What the exercise asks —
Where a line holds the word "description", copy that line from the data below.

[Stored entries]
>>

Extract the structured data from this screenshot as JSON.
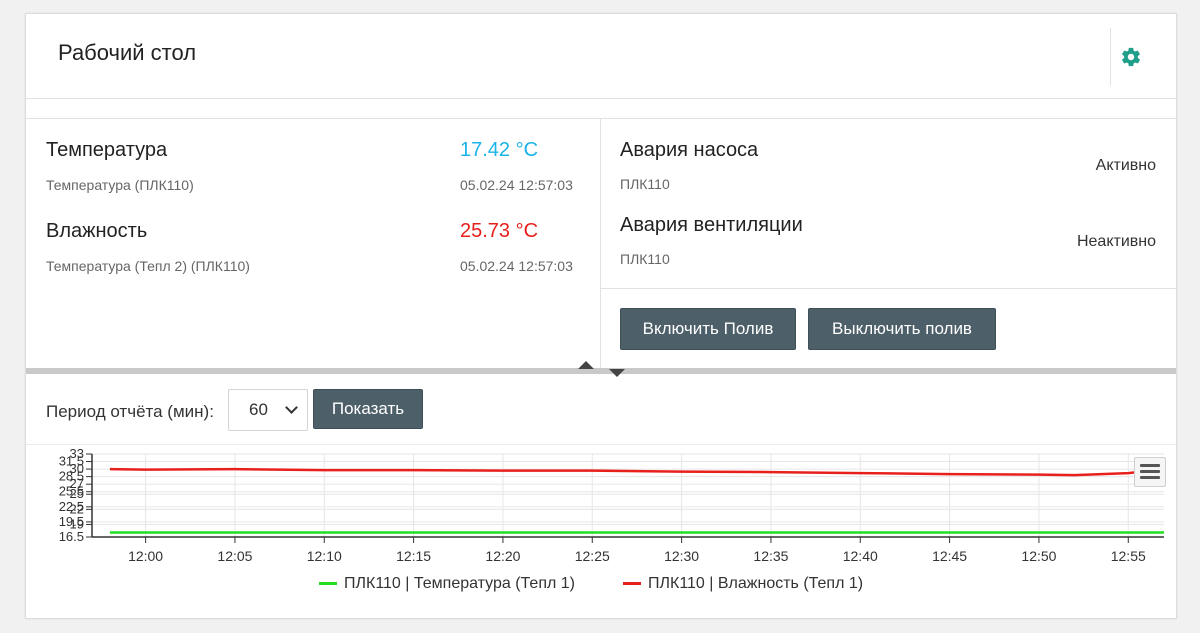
{
  "header": {
    "title": "Рабочий стол",
    "settings_icon": "gear-icon",
    "accent_color": "#1f9e8a"
  },
  "metrics": [
    {
      "name": "Температура",
      "subtitle": "Температура (ПЛК110)",
      "value": "17.42 °C",
      "timestamp": "05.02.24 12:57:03",
      "color": "#1ab4e8"
    },
    {
      "name": "Влажность",
      "subtitle": "Температура (Тепл 2) (ПЛК110)",
      "value": "25.73 °C",
      "timestamp": "05.02.24 12:57:03",
      "color": "#e8201c"
    }
  ],
  "alarms": [
    {
      "name": "Авария насоса",
      "source": "ПЛК110",
      "state": "Активно"
    },
    {
      "name": "Авария вентиляции",
      "source": "ПЛК110",
      "state": "Неактивно"
    }
  ],
  "controls": {
    "enable_label": "Включить Полив",
    "disable_label": "Выключить полив"
  },
  "report": {
    "period_label": "Период отчёта (мин):",
    "period_value": "60",
    "show_label": "Показать"
  },
  "chart_data": {
    "type": "line",
    "x_ticks": [
      "12:00",
      "12:05",
      "12:10",
      "12:15",
      "12:20",
      "12:25",
      "12:30",
      "12:35",
      "12:40",
      "12:45",
      "12:50",
      "12:55"
    ],
    "y_ticks": [
      16.5,
      19,
      19.5,
      22,
      22.5,
      25,
      25.5,
      27,
      28.5,
      30,
      31.5,
      33
    ],
    "ylim": [
      16.5,
      33
    ],
    "grid": true,
    "legend_position": "bottom",
    "series": [
      {
        "name": "ПЛК110 | Температура (Тепл 1)",
        "color": "#22dd22",
        "x": [
          "11:58",
          "12:00",
          "12:05",
          "12:10",
          "12:15",
          "12:20",
          "12:25",
          "12:30",
          "12:35",
          "12:40",
          "12:45",
          "12:50",
          "12:55",
          "12:57"
        ],
        "values": [
          17.4,
          17.4,
          17.4,
          17.4,
          17.4,
          17.4,
          17.4,
          17.4,
          17.4,
          17.4,
          17.4,
          17.4,
          17.4,
          17.4
        ]
      },
      {
        "name": "ПЛК110 | Влажность (Тепл 1)",
        "color": "#e8201c",
        "x": [
          "11:58",
          "12:00",
          "12:05",
          "12:10",
          "12:15",
          "12:20",
          "12:25",
          "12:30",
          "12:35",
          "12:40",
          "12:45",
          "12:50",
          "12:52",
          "12:55",
          "12:57"
        ],
        "values": [
          30.0,
          29.9,
          30.0,
          29.8,
          29.8,
          29.7,
          29.7,
          29.5,
          29.4,
          29.2,
          29.0,
          28.9,
          28.8,
          29.2,
          30.0
        ]
      }
    ]
  }
}
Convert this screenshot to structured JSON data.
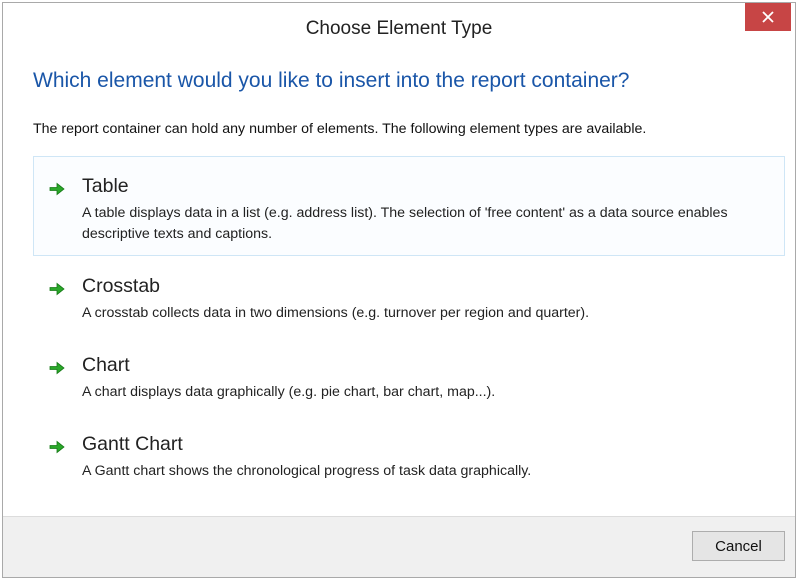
{
  "window": {
    "title": "Choose Element Type",
    "close_icon": "close-icon",
    "close_color": "#c74545"
  },
  "main": {
    "heading": "Which element would you like to insert into the report container?",
    "heading_color": "#1a56a8",
    "description": "The report container can hold any number of elements. The following element types are available."
  },
  "options": [
    {
      "title": "Table",
      "description": "A table displays data in a list (e.g. address list). The selection of 'free content' as a data source enables descriptive texts and captions.",
      "icon": "green-arrow-icon",
      "selected": true
    },
    {
      "title": "Crosstab",
      "description": "A crosstab collects data in two dimensions (e.g. turnover per region and quarter).",
      "icon": "green-arrow-icon",
      "selected": false
    },
    {
      "title": "Chart",
      "description": "A chart displays data graphically (e.g. pie chart, bar chart, map...).",
      "icon": "green-arrow-icon",
      "selected": false
    },
    {
      "title": "Gantt Chart",
      "description": "A Gantt chart shows the chronological progress of task data graphically.",
      "icon": "green-arrow-icon",
      "selected": false
    }
  ],
  "footer": {
    "cancel_label": "Cancel"
  }
}
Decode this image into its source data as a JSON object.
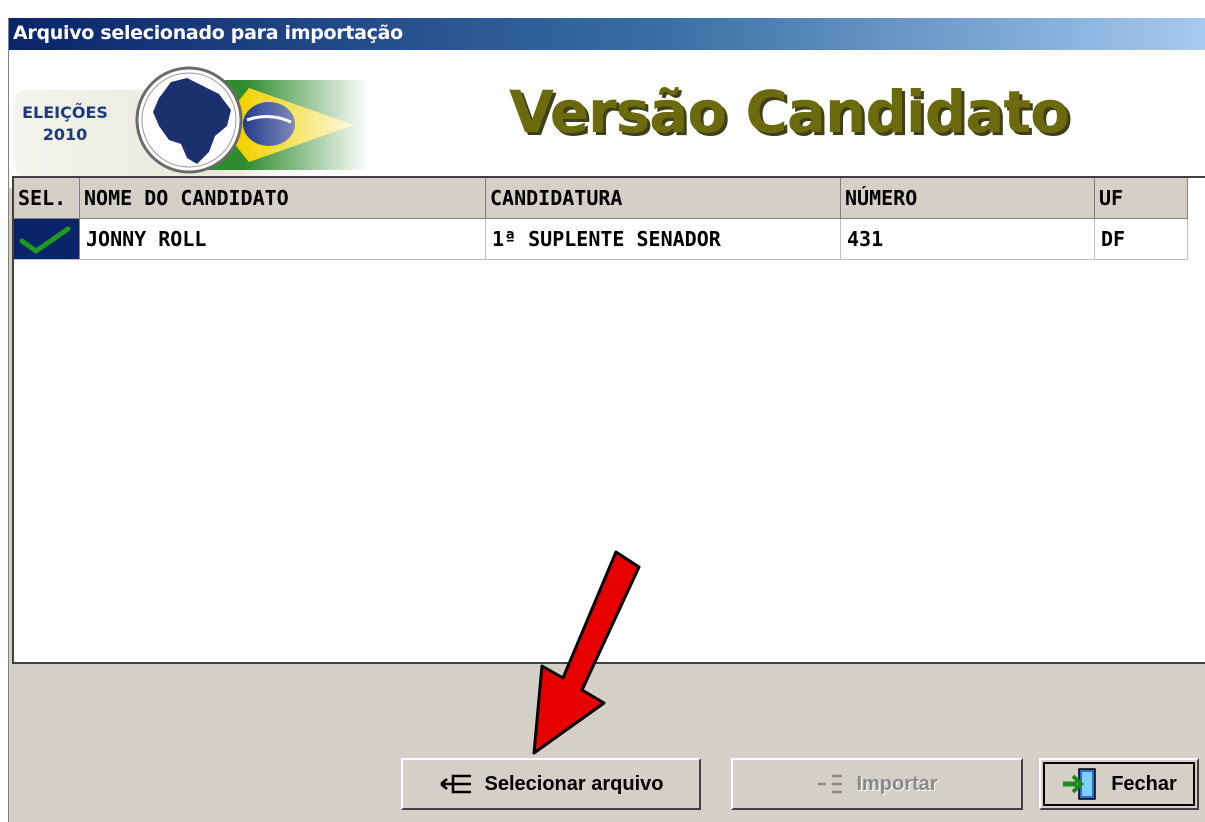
{
  "window": {
    "title": "Arquivo selecionado para importação"
  },
  "banner": {
    "logo_line1": "ELEIÇÕES",
    "logo_line2": "2010",
    "heading": "Versão Candidato"
  },
  "grid": {
    "columns": [
      "SEL.",
      "NOME DO CANDIDATO",
      "CANDIDATURA",
      "NÚMERO",
      "UF"
    ],
    "rows": [
      {
        "selected": true,
        "nome": "JONNY ROLL",
        "candidatura": "1ª SUPLENTE SENADOR",
        "numero": "431",
        "uf": "DF"
      }
    ]
  },
  "buttons": {
    "select_label": "Selecionar arquivo",
    "import_label": "Importar",
    "close_label": "Fechar"
  },
  "icons": {
    "select": "tree-select-icon",
    "import": "tree-import-icon",
    "close": "exit-door-icon",
    "check": "check-icon"
  },
  "colors": {
    "title_start": "#0a246a",
    "heading": "#6b6b0e",
    "check": "#1f9a1f",
    "arrow": "#e60000"
  }
}
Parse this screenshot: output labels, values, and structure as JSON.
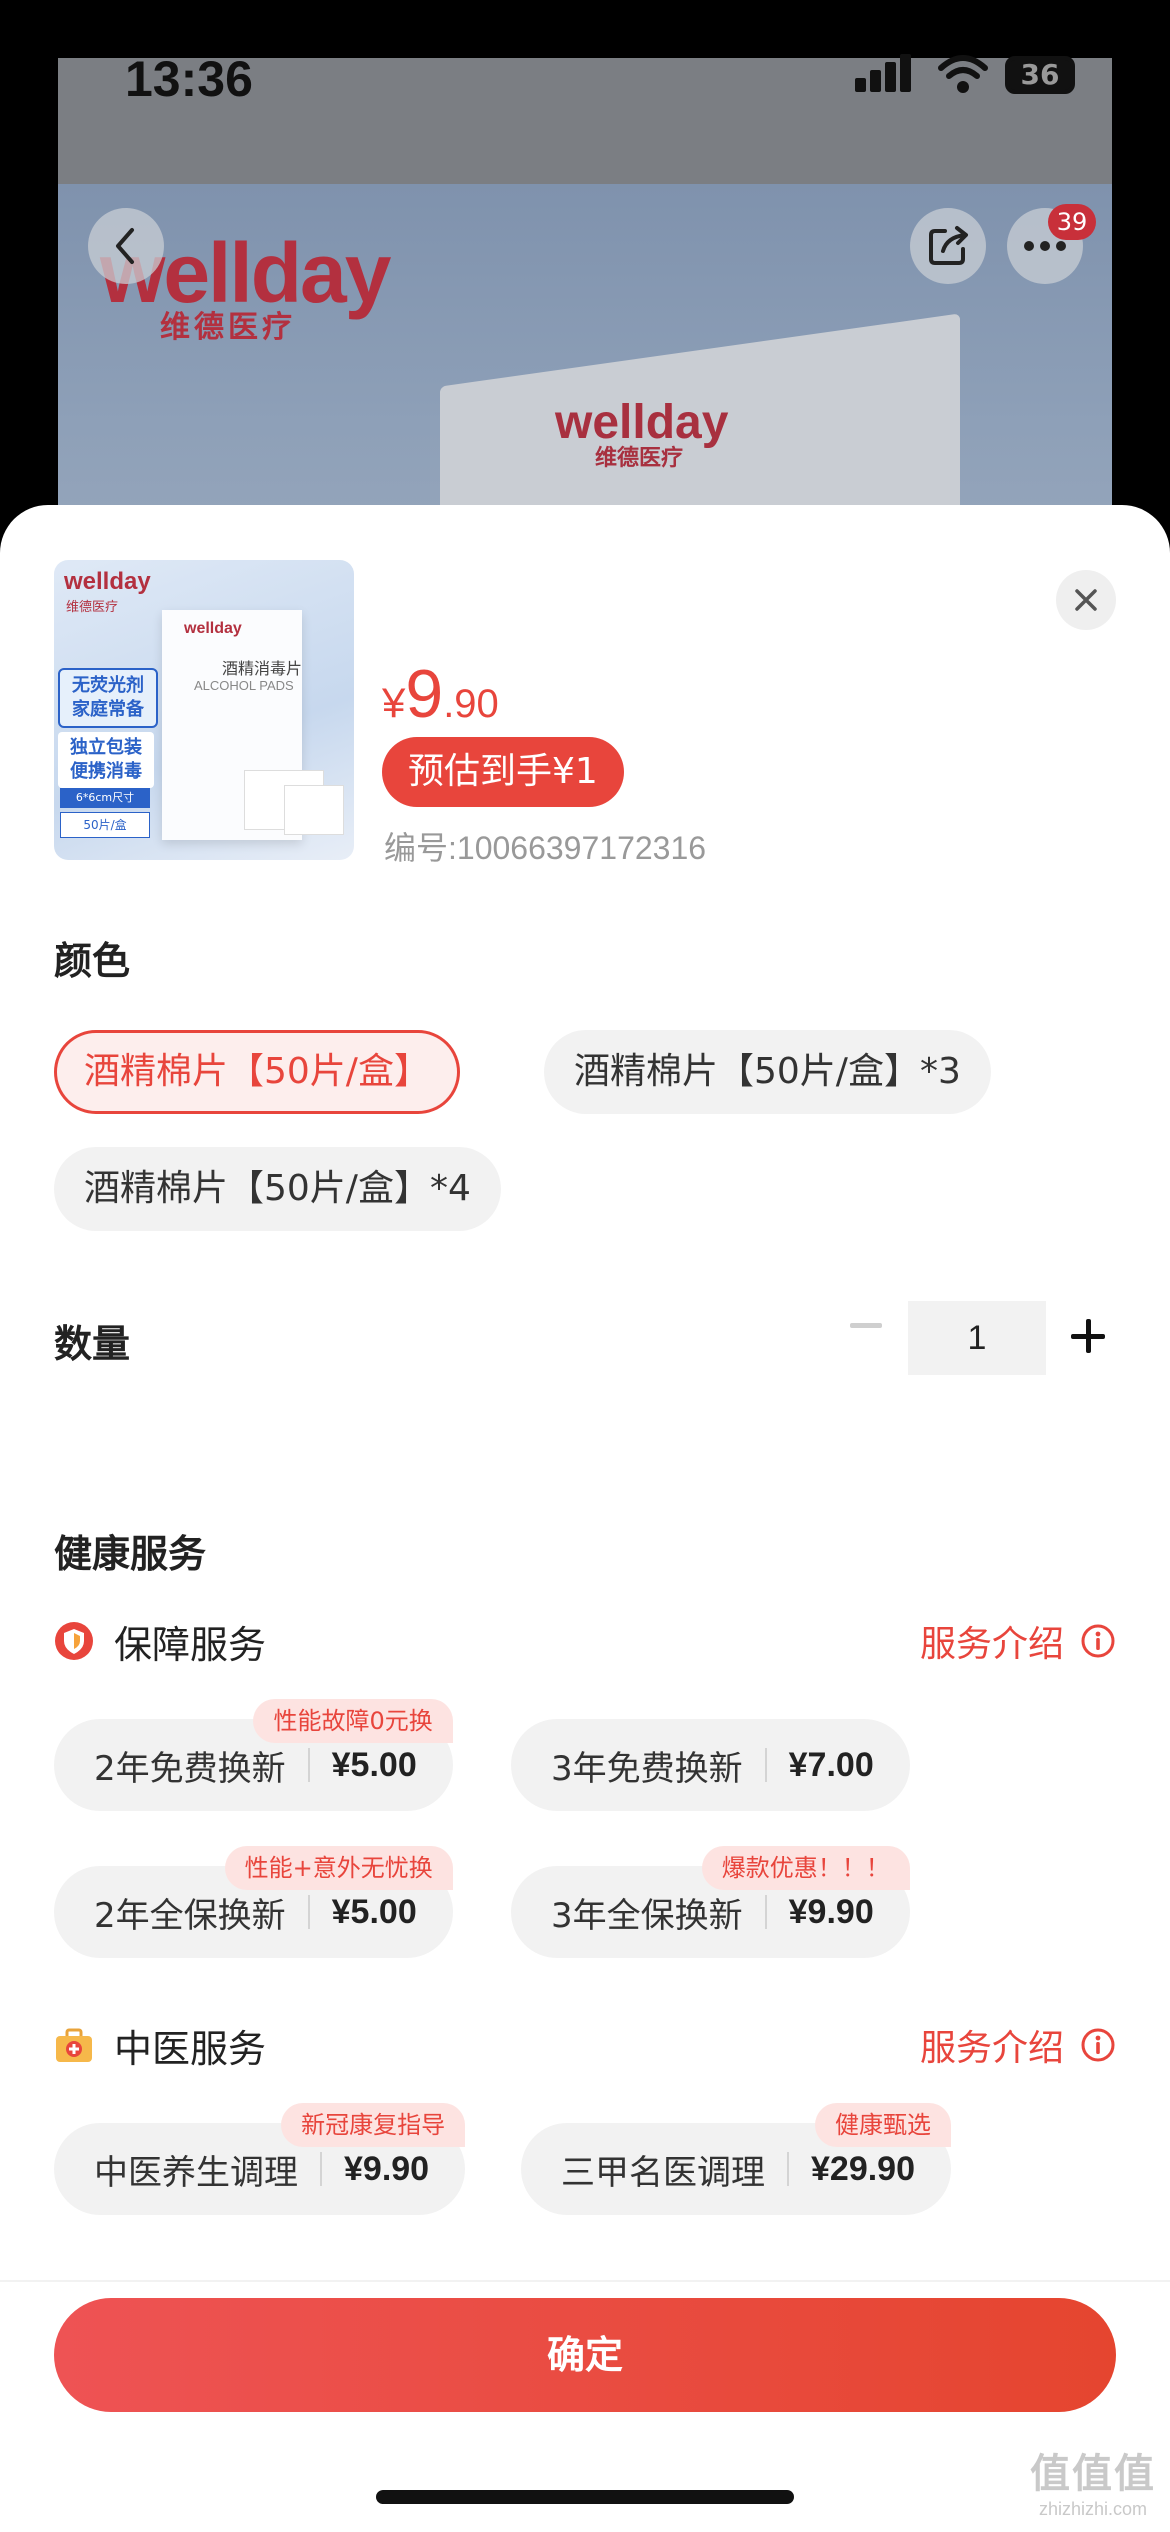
{
  "status_bar": {
    "time": "13:36",
    "battery": "36"
  },
  "background_page": {
    "brand_logo": "wellday",
    "brand_sub": "维德医疗",
    "box_logo": "wellday",
    "box_sub": "维德医疗",
    "more_badge": "39"
  },
  "product": {
    "thumb_brand": "wellday",
    "thumb_brand_sub": "维德医疗",
    "thumb_box_title": "酒精消毒片",
    "thumb_box_en": "ALCOHOL PADS",
    "thumb_tag1": "无荧光剂 家庭常备",
    "thumb_tag2": "独立包装 便携消毒",
    "thumb_size": "6*6cm尺寸",
    "thumb_count": "50片/盒",
    "price_currency": "¥",
    "price_int": "9",
    "price_dec": ".90",
    "estimate_label": "预估到手¥1",
    "sku_code": "编号:10066397172316"
  },
  "color_section": {
    "title": "颜色",
    "options": [
      "酒精棉片【50片/盒】",
      "酒精棉片【50片/盒】*3",
      "酒精棉片【50片/盒】*4"
    ],
    "selected_index": 0
  },
  "quantity": {
    "title": "数量",
    "value": "1"
  },
  "health": {
    "title": "健康服务",
    "protection": {
      "title": "保障服务",
      "intro": "服务介绍",
      "options": [
        {
          "name": "2年免费换新",
          "price": "¥5.00",
          "tag": "性能故障0元换"
        },
        {
          "name": "3年免费换新",
          "price": "¥7.00",
          "tag": ""
        },
        {
          "name": "2年全保换新",
          "price": "¥5.00",
          "tag": "性能+意外无忧换"
        },
        {
          "name": "3年全保换新",
          "price": "¥9.90",
          "tag": "爆款优惠！！！"
        }
      ]
    },
    "tcm": {
      "title": "中医服务",
      "intro": "服务介绍",
      "options": [
        {
          "name": "中医养生调理",
          "price": "¥9.90",
          "tag": "新冠康复指导"
        },
        {
          "name": "三甲名医调理",
          "price": "¥29.90",
          "tag": "健康甄选"
        }
      ]
    }
  },
  "footer": {
    "confirm_label": "确定"
  },
  "watermark": {
    "main": "值值值",
    "sub": "zhizhizhi.com"
  },
  "colors": {
    "accent": "#e8453c",
    "chip_bg": "#f2f2f2",
    "tag_bg": "#fde3e1"
  },
  "icons": {
    "back": "chevron-left-icon",
    "share": "share-icon",
    "more": "more-icon",
    "close": "close-icon",
    "shield": "shield-icon",
    "medkit": "medkit-icon",
    "info": "info-icon",
    "minus": "minus-icon",
    "plus": "plus-icon"
  }
}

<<

Response to this exercise —
    "description": "The report container can hold any number of elements. The following element types are available."
      "description": "A table displays data in a list (e.g. address list). The selection of 'free content' as a data source enables descriptive texts and captions.",
      "description": "A crosstab collects data in two dimensions (e.g. turnover per region and quarter).",
      "description": "A chart displays data graphically (e.g. pie chart, bar chart, map...).",
      "description": "A Gantt chart shows the chronological progress of task data graphically.",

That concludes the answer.